As Florida’s DeSantis roars ‘Onward, Christian soldiers!’ Democrats must get real about religion | Editorial

Al Diaz/

Is America a Christian nation?

The United States is a secular nation with no official religion, so the answer is No. But to Republicans such as Florida Gov. DeSantis, simplifying the answer to a Yes is a powerful tool. They’ve found a political gold mine in pitting Christians against the so-called evils of the left, gay and transgender people and teachers accused of pushing a “woke” agenda.

DeSantis’ flirting with Christian nationalism — the belief that America is in God’s plan and was intended to be a Christian nation — as the Herald recently reported, is not new in GOP politics. But it shows where the governor’s mind is. Elected in 2018 by a razor-thin margin in a state long considered purple — Florida has become redder, but it isn’t Mississippi, yet — he appears more concerned with 2024 GOP presidential primary voters. He’s not losing any sleep over alienating middle-of-the-road voters in his state.

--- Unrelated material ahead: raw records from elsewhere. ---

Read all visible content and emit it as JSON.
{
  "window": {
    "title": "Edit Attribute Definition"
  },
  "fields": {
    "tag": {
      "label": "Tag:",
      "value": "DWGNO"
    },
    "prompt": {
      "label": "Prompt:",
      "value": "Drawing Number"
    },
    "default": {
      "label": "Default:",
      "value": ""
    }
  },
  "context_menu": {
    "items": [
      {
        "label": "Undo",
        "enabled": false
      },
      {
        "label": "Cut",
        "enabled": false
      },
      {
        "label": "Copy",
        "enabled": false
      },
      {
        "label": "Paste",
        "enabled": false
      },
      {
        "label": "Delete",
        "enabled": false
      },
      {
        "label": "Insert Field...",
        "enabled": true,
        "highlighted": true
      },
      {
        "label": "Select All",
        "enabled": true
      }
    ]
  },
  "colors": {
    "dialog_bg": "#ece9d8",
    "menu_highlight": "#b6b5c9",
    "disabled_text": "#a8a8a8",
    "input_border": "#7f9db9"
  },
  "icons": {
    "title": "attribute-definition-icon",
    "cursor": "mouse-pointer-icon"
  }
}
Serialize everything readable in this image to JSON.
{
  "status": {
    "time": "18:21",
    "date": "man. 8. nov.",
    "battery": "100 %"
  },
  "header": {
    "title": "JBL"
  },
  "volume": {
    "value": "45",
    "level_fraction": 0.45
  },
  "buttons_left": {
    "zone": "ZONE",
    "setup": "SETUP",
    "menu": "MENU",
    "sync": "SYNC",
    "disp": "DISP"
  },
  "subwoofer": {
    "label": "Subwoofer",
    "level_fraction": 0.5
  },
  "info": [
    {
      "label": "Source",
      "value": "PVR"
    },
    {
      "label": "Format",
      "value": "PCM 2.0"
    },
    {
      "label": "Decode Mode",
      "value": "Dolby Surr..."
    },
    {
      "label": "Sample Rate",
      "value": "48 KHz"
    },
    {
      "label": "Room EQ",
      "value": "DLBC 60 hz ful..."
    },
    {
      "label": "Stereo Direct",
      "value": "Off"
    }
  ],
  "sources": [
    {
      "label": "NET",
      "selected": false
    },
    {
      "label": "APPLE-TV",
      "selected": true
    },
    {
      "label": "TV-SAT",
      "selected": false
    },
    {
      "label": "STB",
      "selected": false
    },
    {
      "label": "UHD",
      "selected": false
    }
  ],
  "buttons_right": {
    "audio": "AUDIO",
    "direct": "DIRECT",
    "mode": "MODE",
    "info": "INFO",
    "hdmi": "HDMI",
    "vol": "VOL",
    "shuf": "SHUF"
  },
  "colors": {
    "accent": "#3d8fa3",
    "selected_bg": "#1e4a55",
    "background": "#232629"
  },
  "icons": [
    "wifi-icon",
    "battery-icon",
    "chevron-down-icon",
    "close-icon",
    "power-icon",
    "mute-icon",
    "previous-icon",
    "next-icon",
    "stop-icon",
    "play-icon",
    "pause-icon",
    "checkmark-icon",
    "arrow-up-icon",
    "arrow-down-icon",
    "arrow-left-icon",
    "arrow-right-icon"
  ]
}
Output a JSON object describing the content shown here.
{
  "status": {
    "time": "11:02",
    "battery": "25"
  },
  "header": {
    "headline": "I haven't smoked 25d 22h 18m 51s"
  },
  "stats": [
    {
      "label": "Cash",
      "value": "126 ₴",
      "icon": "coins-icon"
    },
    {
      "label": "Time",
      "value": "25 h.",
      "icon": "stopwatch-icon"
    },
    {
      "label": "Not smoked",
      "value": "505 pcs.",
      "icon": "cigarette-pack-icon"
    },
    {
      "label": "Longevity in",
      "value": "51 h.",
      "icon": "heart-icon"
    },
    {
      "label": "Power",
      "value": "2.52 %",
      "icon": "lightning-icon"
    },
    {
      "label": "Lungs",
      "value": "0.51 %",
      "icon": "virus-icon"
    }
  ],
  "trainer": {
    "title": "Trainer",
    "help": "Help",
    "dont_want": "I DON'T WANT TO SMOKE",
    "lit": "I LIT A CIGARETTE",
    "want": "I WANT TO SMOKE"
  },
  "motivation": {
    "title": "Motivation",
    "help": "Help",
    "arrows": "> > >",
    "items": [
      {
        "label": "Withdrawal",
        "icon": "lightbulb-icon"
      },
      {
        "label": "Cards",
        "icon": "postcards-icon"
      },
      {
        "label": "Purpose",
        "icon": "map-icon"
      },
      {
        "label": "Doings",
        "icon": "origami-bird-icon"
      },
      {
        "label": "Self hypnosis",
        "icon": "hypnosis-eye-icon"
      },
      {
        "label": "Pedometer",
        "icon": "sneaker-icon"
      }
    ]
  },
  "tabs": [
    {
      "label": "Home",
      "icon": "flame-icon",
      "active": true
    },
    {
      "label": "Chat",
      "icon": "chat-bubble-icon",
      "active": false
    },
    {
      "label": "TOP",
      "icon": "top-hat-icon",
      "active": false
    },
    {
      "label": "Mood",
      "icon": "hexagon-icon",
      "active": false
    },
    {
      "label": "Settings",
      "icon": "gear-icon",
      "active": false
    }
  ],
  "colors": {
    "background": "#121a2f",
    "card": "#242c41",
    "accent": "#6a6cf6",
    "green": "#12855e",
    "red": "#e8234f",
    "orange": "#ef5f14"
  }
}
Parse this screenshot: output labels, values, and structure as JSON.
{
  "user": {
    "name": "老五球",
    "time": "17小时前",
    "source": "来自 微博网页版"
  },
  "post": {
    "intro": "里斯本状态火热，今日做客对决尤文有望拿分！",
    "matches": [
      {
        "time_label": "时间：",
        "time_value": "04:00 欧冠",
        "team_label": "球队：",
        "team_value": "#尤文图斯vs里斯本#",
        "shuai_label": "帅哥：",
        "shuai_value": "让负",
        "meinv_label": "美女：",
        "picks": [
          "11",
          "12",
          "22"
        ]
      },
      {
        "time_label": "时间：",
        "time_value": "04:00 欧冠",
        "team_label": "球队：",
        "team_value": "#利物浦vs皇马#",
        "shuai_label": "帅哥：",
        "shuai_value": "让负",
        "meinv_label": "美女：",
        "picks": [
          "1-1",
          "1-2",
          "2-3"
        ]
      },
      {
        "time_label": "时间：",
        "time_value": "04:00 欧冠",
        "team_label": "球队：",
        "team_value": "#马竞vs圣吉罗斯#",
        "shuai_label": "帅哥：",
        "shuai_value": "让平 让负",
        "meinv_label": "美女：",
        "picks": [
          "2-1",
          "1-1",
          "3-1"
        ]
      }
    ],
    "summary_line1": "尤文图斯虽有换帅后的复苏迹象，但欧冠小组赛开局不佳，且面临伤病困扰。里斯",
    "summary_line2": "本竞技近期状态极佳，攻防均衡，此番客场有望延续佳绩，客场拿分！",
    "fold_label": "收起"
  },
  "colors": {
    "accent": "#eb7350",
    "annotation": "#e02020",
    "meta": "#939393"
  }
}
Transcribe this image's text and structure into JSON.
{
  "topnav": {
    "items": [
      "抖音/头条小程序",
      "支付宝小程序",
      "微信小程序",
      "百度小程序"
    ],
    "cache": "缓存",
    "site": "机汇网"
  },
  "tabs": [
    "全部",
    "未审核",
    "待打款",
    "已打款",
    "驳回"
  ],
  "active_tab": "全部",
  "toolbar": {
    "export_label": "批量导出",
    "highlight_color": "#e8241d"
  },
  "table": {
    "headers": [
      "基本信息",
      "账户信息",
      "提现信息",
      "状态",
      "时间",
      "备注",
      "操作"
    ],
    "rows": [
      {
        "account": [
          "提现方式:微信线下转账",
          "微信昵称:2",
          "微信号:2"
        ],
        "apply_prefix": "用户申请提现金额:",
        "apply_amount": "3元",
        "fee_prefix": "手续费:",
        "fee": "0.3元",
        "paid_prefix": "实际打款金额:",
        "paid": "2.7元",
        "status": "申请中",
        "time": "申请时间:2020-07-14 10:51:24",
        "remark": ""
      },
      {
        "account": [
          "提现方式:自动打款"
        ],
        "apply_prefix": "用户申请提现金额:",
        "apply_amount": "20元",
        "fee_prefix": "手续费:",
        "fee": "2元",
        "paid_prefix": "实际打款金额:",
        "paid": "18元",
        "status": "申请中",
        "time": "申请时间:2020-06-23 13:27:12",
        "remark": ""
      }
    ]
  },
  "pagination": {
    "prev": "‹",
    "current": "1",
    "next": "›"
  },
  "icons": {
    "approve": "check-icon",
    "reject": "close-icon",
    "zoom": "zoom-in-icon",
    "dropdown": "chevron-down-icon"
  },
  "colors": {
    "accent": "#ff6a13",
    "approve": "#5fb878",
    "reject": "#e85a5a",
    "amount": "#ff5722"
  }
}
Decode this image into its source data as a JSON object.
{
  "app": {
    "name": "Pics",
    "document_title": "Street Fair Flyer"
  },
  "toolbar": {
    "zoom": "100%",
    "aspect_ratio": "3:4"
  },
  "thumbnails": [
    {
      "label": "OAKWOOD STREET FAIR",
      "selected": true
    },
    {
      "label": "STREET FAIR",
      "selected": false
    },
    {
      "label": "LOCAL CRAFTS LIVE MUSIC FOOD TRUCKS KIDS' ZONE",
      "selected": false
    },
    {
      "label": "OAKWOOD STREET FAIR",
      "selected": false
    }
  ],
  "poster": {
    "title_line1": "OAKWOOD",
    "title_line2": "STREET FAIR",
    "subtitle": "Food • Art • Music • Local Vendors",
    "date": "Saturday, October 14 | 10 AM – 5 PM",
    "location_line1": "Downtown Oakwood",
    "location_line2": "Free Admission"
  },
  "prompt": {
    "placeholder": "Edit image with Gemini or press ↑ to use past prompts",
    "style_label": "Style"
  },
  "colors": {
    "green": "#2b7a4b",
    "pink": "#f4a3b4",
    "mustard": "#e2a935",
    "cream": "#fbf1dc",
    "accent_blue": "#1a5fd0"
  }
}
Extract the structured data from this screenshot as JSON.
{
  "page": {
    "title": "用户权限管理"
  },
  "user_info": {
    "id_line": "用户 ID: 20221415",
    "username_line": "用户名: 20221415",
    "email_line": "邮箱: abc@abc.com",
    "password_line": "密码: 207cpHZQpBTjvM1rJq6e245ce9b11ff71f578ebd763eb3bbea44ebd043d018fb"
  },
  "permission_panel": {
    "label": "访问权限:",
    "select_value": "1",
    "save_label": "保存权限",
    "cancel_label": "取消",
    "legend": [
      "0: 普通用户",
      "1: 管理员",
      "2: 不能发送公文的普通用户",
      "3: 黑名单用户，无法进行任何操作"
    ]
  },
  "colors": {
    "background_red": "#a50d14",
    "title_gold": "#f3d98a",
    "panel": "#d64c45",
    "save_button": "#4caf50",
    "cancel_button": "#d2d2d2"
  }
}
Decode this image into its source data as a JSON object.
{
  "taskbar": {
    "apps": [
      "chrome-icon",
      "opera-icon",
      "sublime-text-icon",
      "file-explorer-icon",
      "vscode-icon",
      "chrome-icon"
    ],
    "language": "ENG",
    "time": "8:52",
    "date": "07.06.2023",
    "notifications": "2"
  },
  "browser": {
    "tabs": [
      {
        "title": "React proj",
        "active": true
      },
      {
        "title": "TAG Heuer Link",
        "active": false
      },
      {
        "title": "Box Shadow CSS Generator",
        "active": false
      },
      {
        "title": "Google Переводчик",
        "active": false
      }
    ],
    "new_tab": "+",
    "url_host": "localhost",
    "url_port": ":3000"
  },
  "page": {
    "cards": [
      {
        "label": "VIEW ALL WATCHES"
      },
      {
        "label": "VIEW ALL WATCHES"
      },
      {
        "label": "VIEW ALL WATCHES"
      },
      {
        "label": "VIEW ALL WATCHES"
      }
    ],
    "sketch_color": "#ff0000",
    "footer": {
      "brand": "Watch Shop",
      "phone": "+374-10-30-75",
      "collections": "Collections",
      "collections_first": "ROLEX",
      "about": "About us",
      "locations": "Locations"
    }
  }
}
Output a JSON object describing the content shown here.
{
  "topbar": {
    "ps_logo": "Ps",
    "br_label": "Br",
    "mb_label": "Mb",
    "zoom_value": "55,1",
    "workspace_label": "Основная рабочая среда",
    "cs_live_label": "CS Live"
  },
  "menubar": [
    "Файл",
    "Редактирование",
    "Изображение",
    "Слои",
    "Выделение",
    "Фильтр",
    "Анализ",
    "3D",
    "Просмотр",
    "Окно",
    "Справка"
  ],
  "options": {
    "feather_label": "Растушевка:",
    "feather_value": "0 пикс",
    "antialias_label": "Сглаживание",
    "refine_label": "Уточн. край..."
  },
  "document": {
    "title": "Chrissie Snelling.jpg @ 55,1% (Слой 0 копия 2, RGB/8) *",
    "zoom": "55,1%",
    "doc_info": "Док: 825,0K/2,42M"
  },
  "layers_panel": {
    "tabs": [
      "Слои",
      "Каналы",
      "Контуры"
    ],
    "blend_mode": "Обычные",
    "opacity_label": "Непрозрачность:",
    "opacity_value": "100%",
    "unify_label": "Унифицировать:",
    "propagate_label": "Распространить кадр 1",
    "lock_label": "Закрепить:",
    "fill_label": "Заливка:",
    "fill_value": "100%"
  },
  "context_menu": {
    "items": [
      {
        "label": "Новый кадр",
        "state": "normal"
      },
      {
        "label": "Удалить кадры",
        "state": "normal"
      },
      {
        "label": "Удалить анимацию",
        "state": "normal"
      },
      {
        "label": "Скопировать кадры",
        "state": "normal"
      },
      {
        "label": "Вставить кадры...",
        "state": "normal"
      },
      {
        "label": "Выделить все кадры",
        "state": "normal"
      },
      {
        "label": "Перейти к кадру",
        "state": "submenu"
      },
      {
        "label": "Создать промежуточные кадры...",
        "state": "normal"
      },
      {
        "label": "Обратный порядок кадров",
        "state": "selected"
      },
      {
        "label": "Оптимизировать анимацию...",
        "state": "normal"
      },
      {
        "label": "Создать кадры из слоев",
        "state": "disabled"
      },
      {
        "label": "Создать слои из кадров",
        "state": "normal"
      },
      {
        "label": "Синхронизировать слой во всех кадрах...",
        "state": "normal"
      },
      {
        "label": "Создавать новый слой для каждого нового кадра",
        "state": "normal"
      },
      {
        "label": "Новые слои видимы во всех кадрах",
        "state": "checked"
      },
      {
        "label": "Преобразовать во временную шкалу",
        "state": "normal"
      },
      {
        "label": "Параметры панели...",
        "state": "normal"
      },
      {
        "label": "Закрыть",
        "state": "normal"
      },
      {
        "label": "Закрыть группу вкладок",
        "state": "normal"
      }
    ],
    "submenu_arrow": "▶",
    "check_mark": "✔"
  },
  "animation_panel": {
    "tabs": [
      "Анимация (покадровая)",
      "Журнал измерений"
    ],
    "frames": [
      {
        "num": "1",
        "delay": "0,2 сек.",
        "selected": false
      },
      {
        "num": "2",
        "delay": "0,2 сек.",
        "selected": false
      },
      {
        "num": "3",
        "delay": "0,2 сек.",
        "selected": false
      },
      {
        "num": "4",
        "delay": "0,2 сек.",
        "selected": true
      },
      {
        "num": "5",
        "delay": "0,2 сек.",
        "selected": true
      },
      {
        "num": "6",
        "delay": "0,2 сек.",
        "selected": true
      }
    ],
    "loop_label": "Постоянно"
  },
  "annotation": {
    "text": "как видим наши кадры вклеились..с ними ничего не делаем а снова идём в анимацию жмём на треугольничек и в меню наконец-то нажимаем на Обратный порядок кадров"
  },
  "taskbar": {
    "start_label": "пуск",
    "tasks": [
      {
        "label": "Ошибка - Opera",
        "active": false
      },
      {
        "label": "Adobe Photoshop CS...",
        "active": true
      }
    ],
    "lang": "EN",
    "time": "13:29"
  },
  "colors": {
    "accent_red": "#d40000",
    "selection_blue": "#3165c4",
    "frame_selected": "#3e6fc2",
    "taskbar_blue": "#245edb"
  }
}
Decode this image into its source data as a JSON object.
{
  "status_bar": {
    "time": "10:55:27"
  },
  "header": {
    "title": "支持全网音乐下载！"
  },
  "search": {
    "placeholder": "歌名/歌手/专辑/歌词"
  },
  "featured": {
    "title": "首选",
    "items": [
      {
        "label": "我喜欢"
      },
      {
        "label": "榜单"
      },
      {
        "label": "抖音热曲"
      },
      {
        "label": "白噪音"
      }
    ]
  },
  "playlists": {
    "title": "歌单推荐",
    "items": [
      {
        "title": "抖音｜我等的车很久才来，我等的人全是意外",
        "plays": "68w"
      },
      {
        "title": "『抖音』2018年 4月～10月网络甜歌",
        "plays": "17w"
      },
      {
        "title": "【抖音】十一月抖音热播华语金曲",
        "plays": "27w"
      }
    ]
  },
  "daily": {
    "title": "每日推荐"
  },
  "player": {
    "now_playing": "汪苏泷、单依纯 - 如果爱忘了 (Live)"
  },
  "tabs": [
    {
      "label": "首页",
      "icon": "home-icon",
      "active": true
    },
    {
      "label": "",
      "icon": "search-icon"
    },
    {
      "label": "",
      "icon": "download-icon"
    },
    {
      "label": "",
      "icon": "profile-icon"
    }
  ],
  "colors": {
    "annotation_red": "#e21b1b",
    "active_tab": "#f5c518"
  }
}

But there’s something else to which the other side of the aisle should pay attention.

No coincidence

It doesn’t seem like a coincidence that, at the same time the GOP ramps up its rhetoric on religious and culture wars, the party makes gains with Hispanic and non-white voters in places like Miami-Dade.

That seems like a contradiction given that Donald Trump based his campaign on anti-immigrant and anti-”other” sentiment. But many of those groups share traditional values espoused by the GOP, religious values being one of them. When religious voters say they feel shamed for talking about God, they should not be derisively dismissed as Bible-thumpers.

Democrats have yet to come up with with an effective counter-narrative to DeSantis’ use of war imagery to talk about religion.

“Put on the full armor of God. Stand firm against the left’s schemes,” DeSantis told an audience at Michigan-based Christian Hillsdale College.

Yes, Democrats appear in some church pulpits to rally their base during election season, and high-profile politicians like President Biden, who’s Catholic, have been open about their faith. But given the onslaught of religious talk in Florida — and the use of government to promote one conservative religious view — Democrats must find a better way to acknowledge the importance of religion and spirituality in people’s lives without crossing the line into proselytizing.

If DeSantis is telling his followers to go fight to shape the nation to their religious liking, the counter-narrative should be that this rhetoric could not only incite violence, but it also undermines Christianity itself. For most Christians, religion doesn’t mean hostility toward your fellowmen and those who share different beliefs, as DeSantis makes it seem.

Religion has always been a sticky subject for the left. The Democratic Party has served as a big tent for Catholics, Protestants, religiously unaffiliated people, Jews, Muslims, voters of other religions, atheists and agnostics. While the GOP has been the party of mostly white Christians, Democrats “have been the party of everyone else,” and they can’t “hit the same note time and time again,” said Ryan Burge, an Eastern Illinois University professor who studies the intersection between religion and political behavior.

The appeal

The secularization of America presents challenges to DeSantis’ strategy in the long run. But, as Burge explained, Christian nationalism isn’t appealing only because of religion. To some, it’s nostalgia for the days when traditional values weren’t questioned, when “a woman was a woman and a man was a man,” to quote a common conservative grievance. It’s resistance in the face of the excesses of identity politics, which DeSantis skillfully mislabeled “woke” culture.

There’s a big difference between a leader turning to faith to guide their decisions and turning the state into the vehicle to advance one religious point of view. When the latter happens, the result is often to exclude people who don’t fit the mold. We cannot overlook the overlap between Christian nationalism — and its nostalgia for our “Anglo-Protestant” past — and white supremacy. Many devout Christians enslaved Black people in centuries past. This brings us to present-day data, cited in The New Yorker magazine, that, according to Robert P. Jones, head of the Public Religion Research Institute, a nonpartisan polling and research group, “The more racist attitudes a person holds, the more likely he or she is to identify as a white Christian.”

DeSantis and other conservative leaders are trying to erode the separation of church and state, a concept Thomas Jefferson wrote of in an 1802 letter and cited in landmark court rulings. Florida taxpayers are now paying for training sessions for public school teachers that deny the Founding Fathers wanted that separation. The Founding Fathers had very nuanced views about religion, as the Herald Editorial Board previously explained.

DeSantis is not alone in this. The majority-conservative U.S. Supreme Court chipped away at that wall of separation with a series of recent rulings. With Evangelicals proving to be such an important and faithful voting bloc for Trump, there’s incentive for our ambitious and savvy governor to continue to court them.

Whereas the governor’s Christian nationalist shtick only separates us, the Democrats need to counter it more boldly and bring back into their tent voters who feel that, on the issues of religion and faith, the party has nothing to say to them.